We work to create a network of sanctuaries in the Gran Chaco Ecoregion where the knowledge and cultural traditions of indigenous peoples can thrive in a protected and sustainably managed territory. In this way cultures and biodiversity can once again thrive together.
Why do we need to protect the territories of indigenous communities?
We support the creation of an interconnected network of indigenous communities in the Gran Chaco because we recognise the urgency of protecting biodiversity and cultural diversity in this strategic ecological region.
Indigenous communities are expelled from their traditional territories. Without the forest, they are condemned to live in extreme poverty in the suburbs of the cities.
Cultural diversity is key to humanity and to improving and protecting ecosystems and their biodiversity. The rich cultural heritages of these cultural groups have been severely affected and their knowledge and wisdom is being lost to new generations.
We aim to protect these territories, empowering communities to recover their relationship with the natural world and their territories, securing and collaborating with them in the restoration of native forests and their biodiversity. That is why we set out to promote and create spaces for the preservation of their traditional knowledge and wisdom. As an elder told us some time ago: “Any culture, like any star, no matter how small, is essential to the universe”.

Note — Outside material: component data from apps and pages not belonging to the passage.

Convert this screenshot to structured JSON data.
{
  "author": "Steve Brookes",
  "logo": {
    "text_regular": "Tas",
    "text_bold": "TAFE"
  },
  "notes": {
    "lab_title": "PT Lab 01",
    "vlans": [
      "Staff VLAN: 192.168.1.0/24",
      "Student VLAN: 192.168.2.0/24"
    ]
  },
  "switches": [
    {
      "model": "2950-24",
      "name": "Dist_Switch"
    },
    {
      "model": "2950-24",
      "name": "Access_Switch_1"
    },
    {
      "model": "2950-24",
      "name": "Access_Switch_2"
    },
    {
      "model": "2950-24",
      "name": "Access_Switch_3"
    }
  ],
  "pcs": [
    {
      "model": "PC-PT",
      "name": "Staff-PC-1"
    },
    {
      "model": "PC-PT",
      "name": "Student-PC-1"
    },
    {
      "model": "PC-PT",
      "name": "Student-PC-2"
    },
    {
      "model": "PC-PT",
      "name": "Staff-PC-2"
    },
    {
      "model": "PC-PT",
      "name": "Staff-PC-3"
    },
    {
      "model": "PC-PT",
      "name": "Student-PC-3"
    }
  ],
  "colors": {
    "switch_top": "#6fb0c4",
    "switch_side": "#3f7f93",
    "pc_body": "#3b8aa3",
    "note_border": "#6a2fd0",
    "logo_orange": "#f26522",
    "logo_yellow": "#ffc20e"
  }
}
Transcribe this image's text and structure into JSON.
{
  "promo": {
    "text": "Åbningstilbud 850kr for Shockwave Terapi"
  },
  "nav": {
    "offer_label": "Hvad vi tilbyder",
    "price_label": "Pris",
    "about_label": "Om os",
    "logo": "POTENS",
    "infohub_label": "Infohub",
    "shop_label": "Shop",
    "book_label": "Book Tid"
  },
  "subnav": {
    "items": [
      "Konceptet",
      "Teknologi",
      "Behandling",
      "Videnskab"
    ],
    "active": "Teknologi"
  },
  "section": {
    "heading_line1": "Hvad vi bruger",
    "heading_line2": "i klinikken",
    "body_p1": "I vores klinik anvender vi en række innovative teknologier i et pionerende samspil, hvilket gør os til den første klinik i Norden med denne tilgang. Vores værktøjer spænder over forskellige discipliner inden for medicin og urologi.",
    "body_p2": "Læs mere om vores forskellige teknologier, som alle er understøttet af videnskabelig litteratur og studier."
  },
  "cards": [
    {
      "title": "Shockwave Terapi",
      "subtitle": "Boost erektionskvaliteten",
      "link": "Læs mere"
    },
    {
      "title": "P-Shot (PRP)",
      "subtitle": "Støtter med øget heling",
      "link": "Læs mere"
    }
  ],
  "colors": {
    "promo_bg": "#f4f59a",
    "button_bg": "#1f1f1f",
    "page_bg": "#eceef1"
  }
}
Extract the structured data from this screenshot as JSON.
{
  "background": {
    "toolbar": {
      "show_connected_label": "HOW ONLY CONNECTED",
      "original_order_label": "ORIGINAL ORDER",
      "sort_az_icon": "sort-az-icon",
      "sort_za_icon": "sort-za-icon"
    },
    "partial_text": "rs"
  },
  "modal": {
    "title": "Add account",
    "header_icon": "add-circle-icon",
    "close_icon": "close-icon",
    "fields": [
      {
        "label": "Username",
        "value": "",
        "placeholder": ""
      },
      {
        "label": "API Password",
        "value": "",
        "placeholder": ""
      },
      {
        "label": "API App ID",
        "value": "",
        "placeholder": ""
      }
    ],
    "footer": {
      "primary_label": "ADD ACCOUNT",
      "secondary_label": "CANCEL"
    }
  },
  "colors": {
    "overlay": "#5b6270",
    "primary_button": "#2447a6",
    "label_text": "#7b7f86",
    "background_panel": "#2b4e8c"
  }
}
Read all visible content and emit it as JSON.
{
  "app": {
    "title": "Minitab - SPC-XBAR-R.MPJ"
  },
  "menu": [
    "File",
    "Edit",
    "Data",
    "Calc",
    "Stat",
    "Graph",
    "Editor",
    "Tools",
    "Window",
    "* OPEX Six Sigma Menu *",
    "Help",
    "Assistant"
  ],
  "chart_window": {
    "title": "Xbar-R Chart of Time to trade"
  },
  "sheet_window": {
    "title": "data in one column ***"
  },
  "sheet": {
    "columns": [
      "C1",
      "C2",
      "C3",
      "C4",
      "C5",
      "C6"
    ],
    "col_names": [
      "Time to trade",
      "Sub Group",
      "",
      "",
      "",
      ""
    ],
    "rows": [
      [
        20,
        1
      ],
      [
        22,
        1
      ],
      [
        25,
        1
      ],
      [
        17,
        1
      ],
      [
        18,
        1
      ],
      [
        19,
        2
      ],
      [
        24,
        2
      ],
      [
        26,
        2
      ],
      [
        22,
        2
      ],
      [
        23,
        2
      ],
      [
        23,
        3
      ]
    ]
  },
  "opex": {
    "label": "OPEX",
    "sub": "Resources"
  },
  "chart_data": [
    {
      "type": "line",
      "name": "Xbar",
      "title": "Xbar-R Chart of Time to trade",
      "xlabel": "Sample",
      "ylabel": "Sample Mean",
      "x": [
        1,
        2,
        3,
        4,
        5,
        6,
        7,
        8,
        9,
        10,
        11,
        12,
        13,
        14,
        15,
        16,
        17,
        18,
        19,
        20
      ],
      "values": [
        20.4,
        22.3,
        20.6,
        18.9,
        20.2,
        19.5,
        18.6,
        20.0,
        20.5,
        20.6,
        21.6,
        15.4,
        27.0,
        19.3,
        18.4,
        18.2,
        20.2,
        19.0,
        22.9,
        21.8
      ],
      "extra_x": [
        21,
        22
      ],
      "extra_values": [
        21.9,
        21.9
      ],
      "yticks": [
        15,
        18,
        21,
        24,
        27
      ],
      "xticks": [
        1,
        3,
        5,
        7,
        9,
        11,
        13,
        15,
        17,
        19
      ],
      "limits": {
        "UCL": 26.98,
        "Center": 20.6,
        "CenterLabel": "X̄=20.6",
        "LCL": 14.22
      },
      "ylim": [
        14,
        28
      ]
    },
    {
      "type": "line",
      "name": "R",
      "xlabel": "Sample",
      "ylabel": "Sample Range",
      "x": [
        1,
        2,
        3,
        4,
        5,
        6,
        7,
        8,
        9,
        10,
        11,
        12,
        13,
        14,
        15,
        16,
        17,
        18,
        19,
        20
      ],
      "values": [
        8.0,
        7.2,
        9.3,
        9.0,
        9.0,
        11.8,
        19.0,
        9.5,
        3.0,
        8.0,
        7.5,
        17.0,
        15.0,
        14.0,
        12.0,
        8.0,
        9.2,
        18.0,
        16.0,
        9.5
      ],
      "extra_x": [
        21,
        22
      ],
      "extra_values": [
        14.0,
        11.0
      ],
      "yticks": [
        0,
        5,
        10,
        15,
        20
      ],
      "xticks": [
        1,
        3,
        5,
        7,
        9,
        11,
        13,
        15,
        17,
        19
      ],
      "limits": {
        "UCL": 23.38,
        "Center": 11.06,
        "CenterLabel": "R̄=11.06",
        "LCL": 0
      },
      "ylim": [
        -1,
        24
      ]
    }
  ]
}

The collective territories of indigenous communities in the Argentinean Chaco are being systematically exploited and expropriated. Biodiversity of the ecosystem is collapsing and mostly on the verge of extinction. So are the many indigenous traditions and cultures that inhabited this area for many centuries.
Bulldozers are a common sight in the north of Argentina’s landscape. In the Argentine “Gran Chaco”— South America’s largest forest after the Amazon —, deforestation has eaten away relentlessly at the native forests, including areas that should be protected under the country’s 2007 forest law. The Gran Chaco accounts for 87% of total deforestation in Argentina. About 5 million hectares (12.4 million acres) was destroyed in the first two decades of the 21st century.
Logging within the Gran Chaco, driven by the industries that, just like in the Amazon, seek to acquire land for agricultural and livestock activities has decreased somewhat in recent years, but is far from stopping.
The Argentine Gran Chaco suffers from a wide variety of issues, but deforestation is considered its most severe problem. The risks of its deforestation include the destruction of habitats, changes to the natural characteristics of the soil, alterations in the forest’s hydrological and climatic dynamics, and even the social and economic collapse of communities around the forest (that need the Forest to satisfy basic needs like food or medicinal plants). Current trends suggest that these risks to ecosystems will continue as the agricultural and livestock frontier expands.
“Without forests, there is no wichi...”
Said Juan de Dios Lopez, a member of the Wichi indigenous community in Salta province.
Malnutrition, illness, displacements and environmental disasters are the aboriginal experiences of the advancing agrarian frontier.
Recover a collective ownership of the lands
Alianza Wichi’s main mission consists of supporting indigenous organizations to recover the collective ownership of their lands, and possibly expanding this area to a significant area in Argentina.
We intend to create a network of natural and cultural sanctuaries as a refuge for local cultures and a natural reserve where biodiversity can thrive again.
Collective land ownership is central to the indigenous struggle against deforestation and to social and environmental sustainability. Wichí and more than fifteen other cultural groups (Chorote, Nivacle, Guaraní, Qom, Pilagá, Chané, Mocoví, Weenhayek) of the Argentinean Chaco region struggle for collective land ownership undermines the individualistic mantra of ‘private property’ of capitalist social relations.
Through land acquisition and collective management according to indigenous principles, we believe we can quickly rewild and regenerate lands that have been spoiled by years of extractive agriculture using pesticides.
“Any culture, as any star, no matter how small this is,
becomes essential to the universe”
We will begin the regeneration process of the community’s territory, exploring the diverse techniques of reforesting the destroyed areas and biodiversity. Using agroforestry techniques, we want to plant edible forests and bio intensive crops, as well as recovering medicinal plants. Other projects will be launched in the benefit of all communities such as: a seed bank of endangered specimens, a tree nursery, drinking water supply or crop irrigation.
By supporting Alianza Wichi, you join a global community of solidarity who believe Culture and Nature can thrive together. But above all, you will participate in the active regeneration of the Gran Chaco Region, a key Ecoregion in the heart of Latin America.